EXERCISE DESCRIPTION:
What lines below mention the word "this"? Copy each one.

RECORDS SHOWN:
┄┄┄┄┄┄┄┄┄┄┄┄┄┄┄┄┄┄┄┄
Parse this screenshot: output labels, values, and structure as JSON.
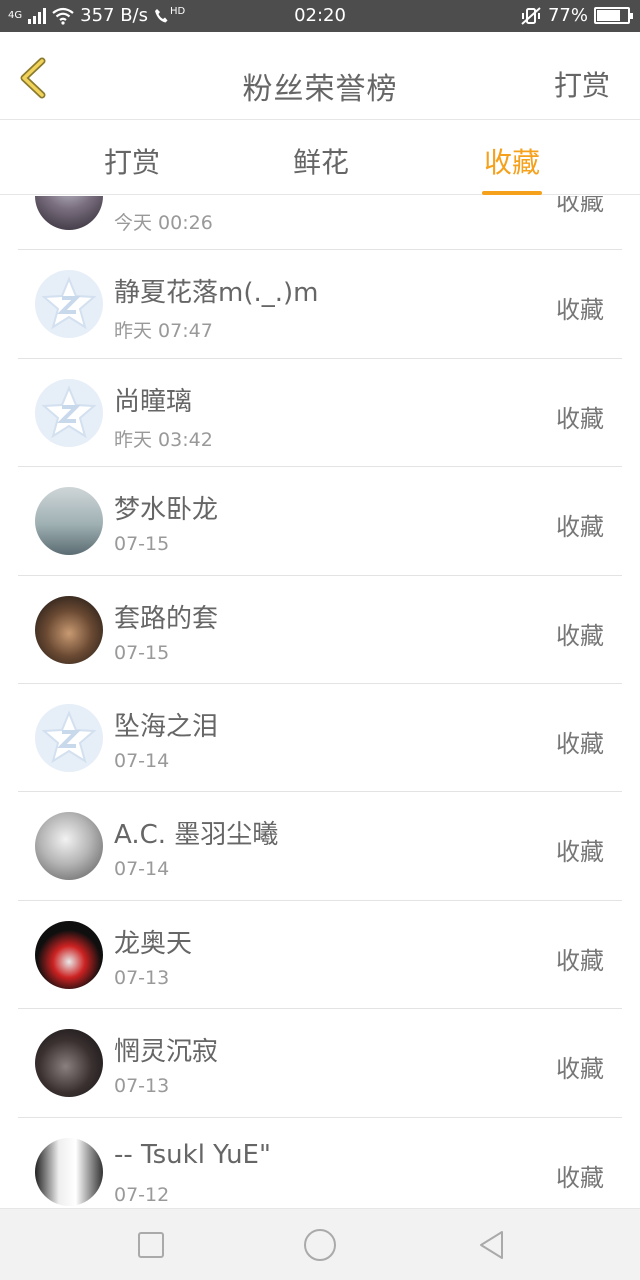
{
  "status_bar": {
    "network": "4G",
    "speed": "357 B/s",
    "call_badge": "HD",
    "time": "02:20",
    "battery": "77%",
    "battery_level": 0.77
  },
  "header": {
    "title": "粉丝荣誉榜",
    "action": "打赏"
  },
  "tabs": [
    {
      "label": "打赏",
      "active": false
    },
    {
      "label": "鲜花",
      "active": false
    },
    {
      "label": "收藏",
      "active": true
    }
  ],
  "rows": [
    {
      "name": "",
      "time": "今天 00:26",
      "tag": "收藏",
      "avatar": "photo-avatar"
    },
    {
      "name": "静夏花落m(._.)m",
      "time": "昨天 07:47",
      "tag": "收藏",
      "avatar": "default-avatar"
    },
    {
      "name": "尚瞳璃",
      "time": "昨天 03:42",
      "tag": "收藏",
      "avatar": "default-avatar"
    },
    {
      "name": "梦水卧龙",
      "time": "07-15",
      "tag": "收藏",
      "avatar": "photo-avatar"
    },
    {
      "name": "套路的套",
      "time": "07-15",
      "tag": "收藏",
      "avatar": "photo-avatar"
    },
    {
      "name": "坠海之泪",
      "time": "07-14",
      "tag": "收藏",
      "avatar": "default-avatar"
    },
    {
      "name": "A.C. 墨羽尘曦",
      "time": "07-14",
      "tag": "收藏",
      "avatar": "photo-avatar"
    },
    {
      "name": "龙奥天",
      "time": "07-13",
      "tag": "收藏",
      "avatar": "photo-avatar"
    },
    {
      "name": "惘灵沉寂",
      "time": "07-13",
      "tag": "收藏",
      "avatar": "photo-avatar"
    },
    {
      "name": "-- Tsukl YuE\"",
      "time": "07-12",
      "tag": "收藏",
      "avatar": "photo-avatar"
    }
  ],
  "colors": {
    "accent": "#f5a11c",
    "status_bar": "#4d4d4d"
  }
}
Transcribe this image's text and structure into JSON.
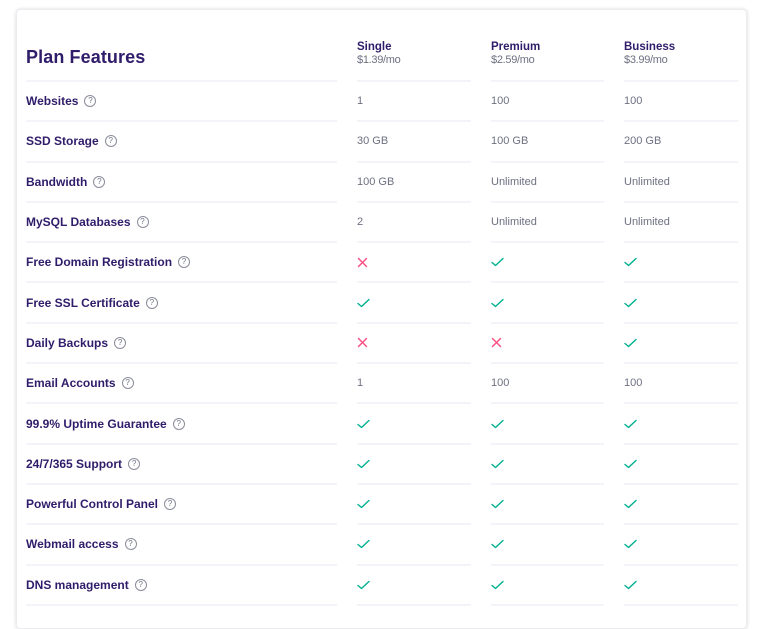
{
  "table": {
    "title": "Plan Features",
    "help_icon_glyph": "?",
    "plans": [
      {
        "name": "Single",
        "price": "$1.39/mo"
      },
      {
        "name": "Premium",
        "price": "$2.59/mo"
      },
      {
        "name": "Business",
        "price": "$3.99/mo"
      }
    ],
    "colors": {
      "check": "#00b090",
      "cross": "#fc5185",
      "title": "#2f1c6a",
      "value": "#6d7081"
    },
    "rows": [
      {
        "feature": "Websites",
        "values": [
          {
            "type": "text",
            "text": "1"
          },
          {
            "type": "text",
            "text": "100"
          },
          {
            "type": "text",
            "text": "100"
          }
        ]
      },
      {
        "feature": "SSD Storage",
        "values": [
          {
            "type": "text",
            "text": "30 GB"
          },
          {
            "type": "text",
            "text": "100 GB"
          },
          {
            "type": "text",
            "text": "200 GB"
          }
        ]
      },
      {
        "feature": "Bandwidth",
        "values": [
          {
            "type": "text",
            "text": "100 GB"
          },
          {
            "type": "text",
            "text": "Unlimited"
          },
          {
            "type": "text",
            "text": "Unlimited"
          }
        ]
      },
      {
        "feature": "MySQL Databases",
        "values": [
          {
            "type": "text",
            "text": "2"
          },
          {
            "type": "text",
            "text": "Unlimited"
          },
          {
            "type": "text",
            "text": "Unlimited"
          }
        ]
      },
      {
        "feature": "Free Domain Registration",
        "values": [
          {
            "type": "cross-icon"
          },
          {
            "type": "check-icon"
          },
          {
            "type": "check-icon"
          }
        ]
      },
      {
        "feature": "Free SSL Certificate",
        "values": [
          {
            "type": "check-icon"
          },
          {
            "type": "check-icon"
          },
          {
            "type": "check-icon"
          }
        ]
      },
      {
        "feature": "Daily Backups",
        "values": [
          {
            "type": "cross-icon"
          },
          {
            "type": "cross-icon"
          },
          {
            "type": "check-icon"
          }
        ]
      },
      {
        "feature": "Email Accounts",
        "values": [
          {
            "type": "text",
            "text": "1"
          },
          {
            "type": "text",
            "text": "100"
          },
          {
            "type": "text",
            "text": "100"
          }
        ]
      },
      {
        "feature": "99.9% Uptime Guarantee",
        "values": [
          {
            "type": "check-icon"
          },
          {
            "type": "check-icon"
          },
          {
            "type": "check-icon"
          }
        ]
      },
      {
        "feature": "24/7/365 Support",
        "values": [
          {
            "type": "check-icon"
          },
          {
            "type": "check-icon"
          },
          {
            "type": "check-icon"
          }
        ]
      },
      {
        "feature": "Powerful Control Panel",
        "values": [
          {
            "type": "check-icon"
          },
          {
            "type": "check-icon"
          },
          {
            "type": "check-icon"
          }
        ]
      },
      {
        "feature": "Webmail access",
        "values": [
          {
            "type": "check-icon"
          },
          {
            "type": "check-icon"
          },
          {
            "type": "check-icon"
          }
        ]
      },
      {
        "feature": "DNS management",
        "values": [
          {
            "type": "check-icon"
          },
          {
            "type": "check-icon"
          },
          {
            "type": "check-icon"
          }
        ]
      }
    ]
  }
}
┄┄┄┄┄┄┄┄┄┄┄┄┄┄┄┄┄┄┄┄
FINISHED EXERCISE:
Parse this screenshot: output labels, values, and structure as JSON.
Transcribe this image's text and structure into JSON.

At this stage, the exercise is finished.